    Hobson, G.M., Huang, Z., Sperle, K., Sistermans, E., Rogan, P.K., Garbern, J.Y., Kolodny, E., Naidu, S., and Cambi, F. Splice-site contribution in alternative splicing of PLP1 and DM20: molecular studies in oligodendrocytes. Hum Mutat 27:69-77, 2006.
    Wang, E., Huang, Z., Hobson, G.M., Dimova, N., Sperle, K., McCullough, A., and Cambi, F. PLP1 alternative splicing in differentiating oligodendrocytes: characterization of an exonic splicing enhancer. J Cell Biochem 97:999-1016, 2006.
    Lee, J.A., Madrid, R.E., Sperle, K., Ritterson, C.M., Hobson, G.M., Garbern, J., Lupski, J.R., and Inoue, K. Spastic paraplegia type 2 associated with axonal neuropathy and apparent PLP1 position effect.
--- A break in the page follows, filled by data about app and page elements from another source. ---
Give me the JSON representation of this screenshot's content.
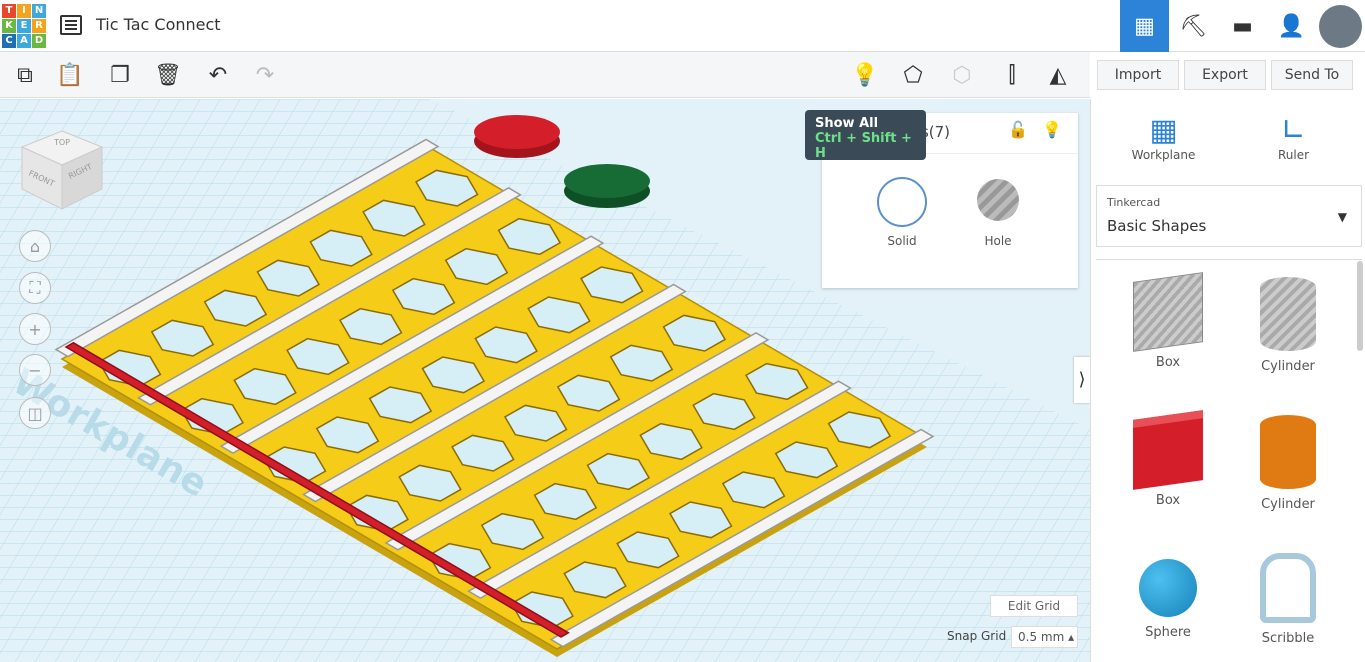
{
  "app": {
    "logo_letters": [
      "T",
      "I",
      "N",
      "K",
      "E",
      "R",
      "C",
      "A",
      "D"
    ],
    "logo_colors": [
      "#e8472a",
      "#f6a21a",
      "#3ba9dd",
      "#6bb83f",
      "#3ba9dd",
      "#f6a21a",
      "#1f6fb5",
      "#3ba9dd",
      "#6bb83f"
    ],
    "title": "Tic Tac Connect"
  },
  "toolbar": {
    "import": "Import",
    "export": "Export",
    "send_to": "Send To"
  },
  "tooltip": {
    "title": "Show All",
    "shortcut": "Ctrl + Shift + H"
  },
  "inspector": {
    "title": "Shapes(7)",
    "solid": "Solid",
    "hole": "Hole"
  },
  "viewcube": {
    "top": "TOP",
    "front": "FRONT",
    "right": "RIGHT"
  },
  "canvas": {
    "watermark": "Workplane",
    "edit_grid": "Edit Grid",
    "snap_grid_label": "Snap Grid",
    "snap_grid_value": "0.5 mm ▴"
  },
  "sidebar": {
    "workplane": "Workplane",
    "ruler": "Ruler",
    "library_source": "Tinkercad",
    "library": "Basic Shapes",
    "shapes": [
      {
        "label": "Box"
      },
      {
        "label": "Cylinder"
      },
      {
        "label": "Box"
      },
      {
        "label": "Cylinder"
      },
      {
        "label": "Sphere"
      },
      {
        "label": "Scribble"
      }
    ]
  },
  "colors": {
    "accent": "#2d83d8",
    "board": "#f5cc17",
    "red": "#d41f2b",
    "green": "#176b35"
  }
}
Ann Neurol 59:398-403, 2006.
    Garbern, J., Krajewski, K., Hobson, G. (updated September 2006) PLP1-Related Disorders in: GeneReviews at GeneTests: Medical Genetics Information Resource [database online]. Copyright, University of Washington, Seattle. 1997-2006.
    Gorman, M.P., Golomb, M.R., Walsh, L.E., Hobson, G.M., Garbern, J.Y., Kinkel, B.T., Darras, B.T., Urion, D.K. Eksioglu, Y.Z. Steroid-responsive neurologic relapses in a child with a proteolipid protein-1 mutation. Neurology 68:1305-1307, 2007.